What the task requires: The answer must be every entry below, word for word, with the pictures left out.

Source material:
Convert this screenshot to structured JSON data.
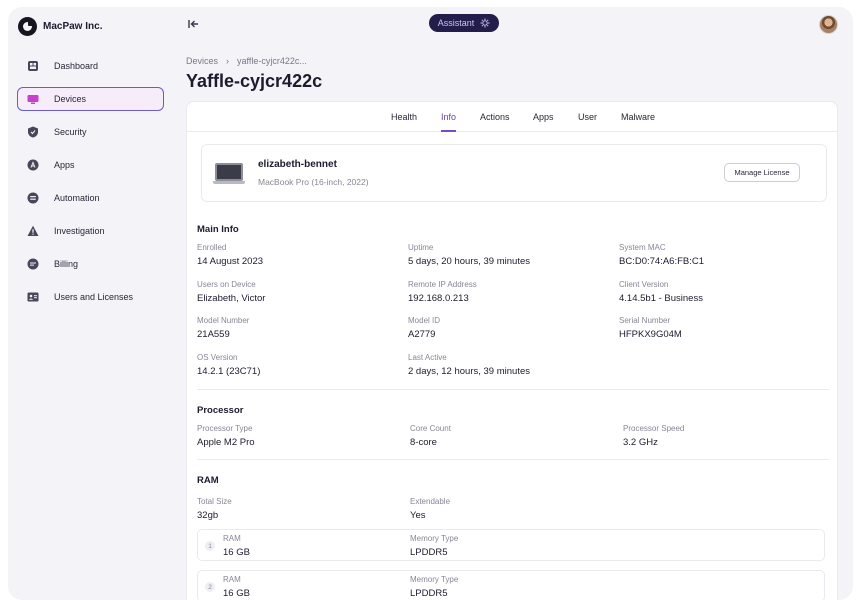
{
  "brand": {
    "name": "MacPaw Inc.",
    "icon": "macpaw-logo-icon"
  },
  "header": {
    "assistant_label": "Assistant",
    "assistant_icon": "sparkle-gear-icon",
    "collapse_icon": "collapse-sidebar-icon",
    "avatar_icon": "user-avatar"
  },
  "sidebar": {
    "items": [
      {
        "label": "Dashboard",
        "icon": "dashboard-icon"
      },
      {
        "label": "Devices",
        "icon": "monitor-icon",
        "active": true
      },
      {
        "label": "Security",
        "icon": "shield-icon"
      },
      {
        "label": "Apps",
        "icon": "apps-icon"
      },
      {
        "label": "Automation",
        "icon": "automation-icon"
      },
      {
        "label": "Investigation",
        "icon": "warning-icon"
      },
      {
        "label": "Billing",
        "icon": "billing-icon"
      },
      {
        "label": "Users and Licenses",
        "icon": "id-card-icon"
      }
    ]
  },
  "breadcrumb": {
    "root": "Devices",
    "separator": "›",
    "current": "yaffle-cyjcr422c..."
  },
  "page": {
    "title": "Yaffle-cyjcr422c"
  },
  "tabs": [
    "Health",
    "Info",
    "Actions",
    "Apps",
    "User",
    "Malware"
  ],
  "active_tab": "Info",
  "device": {
    "name": "elizabeth-bennet",
    "model": "MacBook Pro (16-inch, 2022)",
    "manage_label": "Manage License"
  },
  "main_info": {
    "title": "Main Info",
    "fields": [
      {
        "label": "Enrolled",
        "value": "14 August 2023"
      },
      {
        "label": "Uptime",
        "value": "5 days, 20 hours, 39 minutes"
      },
      {
        "label": "System MAC",
        "value": "BC:D0:74:A6:FB:C1"
      },
      {
        "label": "Users on Device",
        "value": "Elizabeth, Victor"
      },
      {
        "label": "Remote IP Address",
        "value": "192.168.0.213"
      },
      {
        "label": "Client Version",
        "value": "4.14.5b1 - Business"
      },
      {
        "label": "Model Number",
        "value": "21A559"
      },
      {
        "label": "Model ID",
        "value": "A2779"
      },
      {
        "label": "Serial Number",
        "value": "HFPKX9G04M"
      },
      {
        "label": "OS Version",
        "value": "14.2.1 (23C71)"
      },
      {
        "label": "Last Active",
        "value": "2 days, 12 hours, 39 minutes"
      }
    ]
  },
  "processor": {
    "title": "Processor",
    "fields": [
      {
        "label": "Processor Type",
        "value": "Apple M2 Pro"
      },
      {
        "label": "Core Count",
        "value": "8-core"
      },
      {
        "label": "Processor Speed",
        "value": "3.2 GHz"
      }
    ]
  },
  "ram": {
    "title": "RAM",
    "fields": [
      {
        "label": "Total Size",
        "value": "32gb"
      },
      {
        "label": "Extendable",
        "value": "Yes"
      }
    ],
    "modules": [
      {
        "index": "1",
        "ram_label": "RAM",
        "ram_value": "16 GB",
        "type_label": "Memory Type",
        "type_value": "LPDDR5"
      },
      {
        "index": "2",
        "ram_label": "RAM",
        "ram_value": "16 GB",
        "type_label": "Memory Type",
        "type_value": "LPDDR5"
      }
    ]
  }
}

Exercise result:
Convert this screenshot to structured JSON data.
{
  "brand": {
    "name": "MacPaw Inc.",
    "icon": "macpaw-logo-icon"
  },
  "header": {
    "assistant_label": "Assistant",
    "assistant_icon": "sparkle-gear-icon",
    "collapse_icon": "collapse-sidebar-icon",
    "avatar_icon": "user-avatar"
  },
  "sidebar": {
    "items": [
      {
        "label": "Dashboard",
        "icon": "dashboard-icon"
      },
      {
        "label": "Devices",
        "icon": "monitor-icon",
        "active": true
      },
      {
        "label": "Security",
        "icon": "shield-icon"
      },
      {
        "label": "Apps",
        "icon": "apps-icon"
      },
      {
        "label": "Automation",
        "icon": "automation-icon"
      },
      {
        "label": "Investigation",
        "icon": "warning-icon"
      },
      {
        "label": "Billing",
        "icon": "billing-icon"
      },
      {
        "label": "Users and Licenses",
        "icon": "id-card-icon"
      }
    ]
  },
  "breadcrumb": {
    "root": "Devices",
    "separator": "›",
    "current": "yaffle-cyjcr422c..."
  },
  "page": {
    "title": "Yaffle-cyjcr422c"
  },
  "tabs": [
    "Health",
    "Info",
    "Actions",
    "Apps",
    "User",
    "Malware"
  ],
  "active_tab": "Info",
  "device": {
    "name": "elizabeth-bennet",
    "model": "MacBook Pro (16-inch, 2022)",
    "manage_label": "Manage License"
  },
  "main_info": {
    "title": "Main Info",
    "fields": [
      {
        "label": "Enrolled",
        "value": "14 August 2023"
      },
      {
        "label": "Uptime",
        "value": "5 days, 20 hours, 39 minutes"
      },
      {
        "label": "System MAC",
        "value": "BC:D0:74:A6:FB:C1"
      },
      {
        "label": "Users on Device",
        "value": "Elizabeth, Victor"
      },
      {
        "label": "Remote IP Address",
        "value": "192.168.0.213"
      },
      {
        "label": "Client Version",
        "value": "4.14.5b1 - Business"
      },
      {
        "label": "Model Number",
        "value": "21A559"
      },
      {
        "label": "Model ID",
        "value": "A2779"
      },
      {
        "label": "Serial Number",
        "value": "HFPKX9G04M"
      },
      {
        "label": "OS Version",
        "value": "14.2.1 (23C71)"
      },
      {
        "label": "Last Active",
        "value": "2 days, 12 hours, 39 minutes"
      }
    ]
  },
  "processor": {
    "title": "Processor",
    "fields": [
      {
        "label": "Processor Type",
        "value": "Apple M2 Pro"
      },
      {
        "label": "Core Count",
        "value": "8-core"
      },
      {
        "label": "Processor Speed",
        "value": "3.2 GHz"
      }
    ]
  },
  "ram": {
    "title": "RAM",
    "fields": [
      {
        "label": "Total Size",
        "value": "32gb"
      },
      {
        "label": "Extendable",
        "value": "Yes"
      }
    ],
    "modules": [
      {
        "index": "1",
        "ram_label": "RAM",
        "ram_value": "16 GB",
        "type_label": "Memory Type",
        "type_value": "LPDDR5"
      },
      {
        "index": "2",
        "ram_label": "RAM",
        "ram_value": "16 GB",
        "type_label": "Memory Type",
        "type_value": "LPDDR5"
      }
    ]
  }
}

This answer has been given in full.